Saturday, December 6, 2014
A couple of stories stand out (not necessarily from the interview - stories he'd told me also):
The most vivid story involved the kamikazes. The repeatedly told the story of a kamikaze that flew into the ship next to theirs. As he retold the story he added details that he hadn't previously told. During the visit to the LST in Muskegon he told us again about the kamikaze. He said the plane was diving right towards their ship. He said they were firing on him and it seemed "at the last second" that he pulled up, went over their ship and crashed into the ship next to his. The way he described it and the motions he demonstrated my guess is they shot the kamikaze which caused him to jerk back on the steering wheel. As he was standing their telling the story he said "I can still see his eyes" as he's flying towards us. At one time I had found a picture of that LST (he had told me the number). When I googled it there was a picture of the ship on fire and what I believe was my grandpa's ship in the foreground. If I can find it again I'll post it here.

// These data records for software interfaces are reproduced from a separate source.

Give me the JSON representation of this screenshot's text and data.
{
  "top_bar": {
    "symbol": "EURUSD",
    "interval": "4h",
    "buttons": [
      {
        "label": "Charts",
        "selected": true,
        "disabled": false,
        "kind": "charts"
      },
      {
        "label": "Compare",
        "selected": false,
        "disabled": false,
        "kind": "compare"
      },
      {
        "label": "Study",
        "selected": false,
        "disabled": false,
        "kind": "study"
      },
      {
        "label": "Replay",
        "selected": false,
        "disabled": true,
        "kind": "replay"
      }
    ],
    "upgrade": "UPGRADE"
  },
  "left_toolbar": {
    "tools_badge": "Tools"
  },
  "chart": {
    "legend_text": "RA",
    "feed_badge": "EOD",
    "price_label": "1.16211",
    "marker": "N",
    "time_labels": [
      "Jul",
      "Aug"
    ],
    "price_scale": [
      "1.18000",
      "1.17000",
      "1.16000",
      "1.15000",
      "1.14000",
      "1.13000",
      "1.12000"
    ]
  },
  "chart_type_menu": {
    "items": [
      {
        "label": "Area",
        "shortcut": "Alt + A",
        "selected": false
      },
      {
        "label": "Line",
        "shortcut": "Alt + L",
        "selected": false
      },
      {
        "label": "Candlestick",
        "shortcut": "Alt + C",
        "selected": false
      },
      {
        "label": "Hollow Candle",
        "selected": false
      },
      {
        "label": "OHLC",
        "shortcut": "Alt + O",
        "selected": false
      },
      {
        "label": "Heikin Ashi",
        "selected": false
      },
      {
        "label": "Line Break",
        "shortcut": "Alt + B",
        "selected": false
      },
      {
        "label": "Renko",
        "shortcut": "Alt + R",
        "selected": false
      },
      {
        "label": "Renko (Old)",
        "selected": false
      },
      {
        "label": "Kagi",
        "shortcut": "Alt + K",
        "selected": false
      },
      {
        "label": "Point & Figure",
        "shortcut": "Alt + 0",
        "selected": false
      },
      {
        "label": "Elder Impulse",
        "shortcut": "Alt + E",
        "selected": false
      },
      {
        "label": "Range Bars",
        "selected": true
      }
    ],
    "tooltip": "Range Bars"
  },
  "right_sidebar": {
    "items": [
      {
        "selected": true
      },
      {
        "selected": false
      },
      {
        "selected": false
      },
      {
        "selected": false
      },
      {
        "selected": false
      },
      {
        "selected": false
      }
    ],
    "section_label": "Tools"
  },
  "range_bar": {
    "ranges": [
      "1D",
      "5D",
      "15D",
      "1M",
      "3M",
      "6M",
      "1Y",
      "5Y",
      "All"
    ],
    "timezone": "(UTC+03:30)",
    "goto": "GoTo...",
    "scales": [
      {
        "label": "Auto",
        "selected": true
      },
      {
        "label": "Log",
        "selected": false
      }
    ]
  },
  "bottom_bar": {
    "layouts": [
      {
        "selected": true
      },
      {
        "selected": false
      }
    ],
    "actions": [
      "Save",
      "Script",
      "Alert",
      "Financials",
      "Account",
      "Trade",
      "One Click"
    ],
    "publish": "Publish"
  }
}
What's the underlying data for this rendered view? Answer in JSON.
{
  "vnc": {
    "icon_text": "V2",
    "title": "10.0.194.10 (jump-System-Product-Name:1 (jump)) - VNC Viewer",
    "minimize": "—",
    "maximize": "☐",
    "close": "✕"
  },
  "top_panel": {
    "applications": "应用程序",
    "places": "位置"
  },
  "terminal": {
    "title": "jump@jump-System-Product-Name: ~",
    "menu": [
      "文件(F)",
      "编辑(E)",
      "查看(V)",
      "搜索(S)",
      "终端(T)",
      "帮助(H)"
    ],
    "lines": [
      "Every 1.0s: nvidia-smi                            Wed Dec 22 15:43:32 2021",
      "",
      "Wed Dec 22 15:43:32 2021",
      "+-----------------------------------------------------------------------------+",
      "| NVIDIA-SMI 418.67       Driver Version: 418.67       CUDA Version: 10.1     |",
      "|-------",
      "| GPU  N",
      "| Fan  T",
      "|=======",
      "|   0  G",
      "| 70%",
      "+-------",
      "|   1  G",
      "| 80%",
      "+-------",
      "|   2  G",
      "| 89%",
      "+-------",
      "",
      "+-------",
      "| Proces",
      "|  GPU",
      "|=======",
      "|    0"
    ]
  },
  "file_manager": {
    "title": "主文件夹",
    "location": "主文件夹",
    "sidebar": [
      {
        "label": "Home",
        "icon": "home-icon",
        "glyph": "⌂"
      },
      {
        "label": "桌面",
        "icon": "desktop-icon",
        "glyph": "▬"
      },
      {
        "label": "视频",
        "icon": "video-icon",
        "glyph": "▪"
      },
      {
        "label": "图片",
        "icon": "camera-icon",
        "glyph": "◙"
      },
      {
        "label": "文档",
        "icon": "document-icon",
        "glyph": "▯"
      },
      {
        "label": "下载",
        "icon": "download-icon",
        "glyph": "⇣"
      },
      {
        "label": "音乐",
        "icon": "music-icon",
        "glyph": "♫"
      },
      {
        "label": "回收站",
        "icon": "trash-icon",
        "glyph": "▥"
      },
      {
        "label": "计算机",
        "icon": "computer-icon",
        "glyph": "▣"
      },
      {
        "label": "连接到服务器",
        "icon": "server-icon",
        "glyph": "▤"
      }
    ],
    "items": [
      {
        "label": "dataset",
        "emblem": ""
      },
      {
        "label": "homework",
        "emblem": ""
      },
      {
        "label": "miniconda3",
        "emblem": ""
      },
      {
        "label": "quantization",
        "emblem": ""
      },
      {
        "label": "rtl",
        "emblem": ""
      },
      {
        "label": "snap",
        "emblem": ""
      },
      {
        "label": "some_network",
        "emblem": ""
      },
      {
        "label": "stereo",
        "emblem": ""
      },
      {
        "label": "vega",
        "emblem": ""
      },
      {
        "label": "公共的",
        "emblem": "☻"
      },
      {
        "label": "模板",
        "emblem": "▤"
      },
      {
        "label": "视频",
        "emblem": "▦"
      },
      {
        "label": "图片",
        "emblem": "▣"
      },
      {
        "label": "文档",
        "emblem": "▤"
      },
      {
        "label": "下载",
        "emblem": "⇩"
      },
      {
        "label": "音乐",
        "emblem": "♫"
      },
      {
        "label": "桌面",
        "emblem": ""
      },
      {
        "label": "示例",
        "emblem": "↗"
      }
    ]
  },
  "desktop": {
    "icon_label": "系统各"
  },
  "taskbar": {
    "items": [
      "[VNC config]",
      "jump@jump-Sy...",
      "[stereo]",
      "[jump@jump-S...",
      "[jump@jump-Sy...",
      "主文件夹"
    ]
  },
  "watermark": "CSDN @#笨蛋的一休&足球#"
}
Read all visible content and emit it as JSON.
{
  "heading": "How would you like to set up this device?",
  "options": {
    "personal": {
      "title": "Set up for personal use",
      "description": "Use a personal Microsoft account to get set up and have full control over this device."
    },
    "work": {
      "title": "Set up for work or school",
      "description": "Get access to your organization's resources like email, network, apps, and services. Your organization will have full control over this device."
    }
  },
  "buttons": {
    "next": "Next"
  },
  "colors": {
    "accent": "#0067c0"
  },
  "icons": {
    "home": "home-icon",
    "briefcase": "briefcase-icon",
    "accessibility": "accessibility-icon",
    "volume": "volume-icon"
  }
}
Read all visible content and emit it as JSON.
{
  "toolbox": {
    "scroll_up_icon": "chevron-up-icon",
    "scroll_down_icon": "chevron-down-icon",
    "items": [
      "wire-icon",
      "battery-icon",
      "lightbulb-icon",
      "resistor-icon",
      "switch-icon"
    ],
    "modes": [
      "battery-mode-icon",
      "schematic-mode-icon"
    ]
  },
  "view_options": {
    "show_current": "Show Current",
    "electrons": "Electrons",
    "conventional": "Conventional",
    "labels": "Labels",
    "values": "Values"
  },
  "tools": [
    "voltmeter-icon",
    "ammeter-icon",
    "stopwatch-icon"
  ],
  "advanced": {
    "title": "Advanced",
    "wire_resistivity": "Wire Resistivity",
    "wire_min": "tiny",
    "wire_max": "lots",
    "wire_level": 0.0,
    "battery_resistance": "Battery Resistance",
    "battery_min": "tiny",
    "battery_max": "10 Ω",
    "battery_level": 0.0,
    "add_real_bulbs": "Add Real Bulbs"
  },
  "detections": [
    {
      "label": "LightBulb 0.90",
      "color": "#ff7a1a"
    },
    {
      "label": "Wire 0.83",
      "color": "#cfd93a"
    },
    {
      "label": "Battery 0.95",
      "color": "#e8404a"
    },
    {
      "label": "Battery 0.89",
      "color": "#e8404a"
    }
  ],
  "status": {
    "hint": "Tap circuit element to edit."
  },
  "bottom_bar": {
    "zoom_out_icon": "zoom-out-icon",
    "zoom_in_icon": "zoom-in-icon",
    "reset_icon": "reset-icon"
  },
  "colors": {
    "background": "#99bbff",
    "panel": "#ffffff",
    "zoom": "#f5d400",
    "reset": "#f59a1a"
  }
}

The thing that I think haunted him the most was the image of the sailors jumping off the burning ship, many covered in oil and on fire themselves. He described the charred bodies floating in the water. It was obvious when he talked about this that it really bothered him.
On a lighter note he'd always giggle when telling the story of his shipmates using the ships crane to steal a Jeep from one of their island stops. They simply hoisted it onto their ship and down into the hull and then used it to drive around future stops. He always laughed at the thought of how the person responsible for the Jeep was to explain how it vanished from an island!
He and his shipmates walked the streets of Nagasaki a couple weeks after the bomb was dropped. He described it as "leveled." He said there was absolutely nothing alive left, not even a bug. The only recognizable items were the foundations of the buildings and the heavy duty safes. When they got into a city where they encountered the Japanese he said they were nothing but friendly to them.
One time his ship took a hit and he recalled the smoke being so thick that he was certain he was going to die. He said he got on the deck and smashed his mouth around a crack in the deck and breathed the air from below.
I wish I had more stories but he really didn't talk about it. I remember in the fall of 2009 the History Channel was playing "WWII in HD." I went over to my grandparent's house to see them and my grandma was at Bingo. I could hear that he was watching the show in his room. He came out and sat at the dining room table with me and I told him I'd also been watching it. He started talking about the kamikazes, started to shake, pulled out a handkerchief and nervously worked it in his hands and then just stopped talking altogether. It was obvious that he could still see some of the horror and for the most part he just bottled it up for 70 years. My grandma said it affected his sleep as well but I'm sure he'd never have admitted to it. So many stories going to the grave........too hard for the storyteller to tell.
As a sidenote:
I got him added to the Naval memorial:
I also got his picture of the ship he served on onto the Navsource website: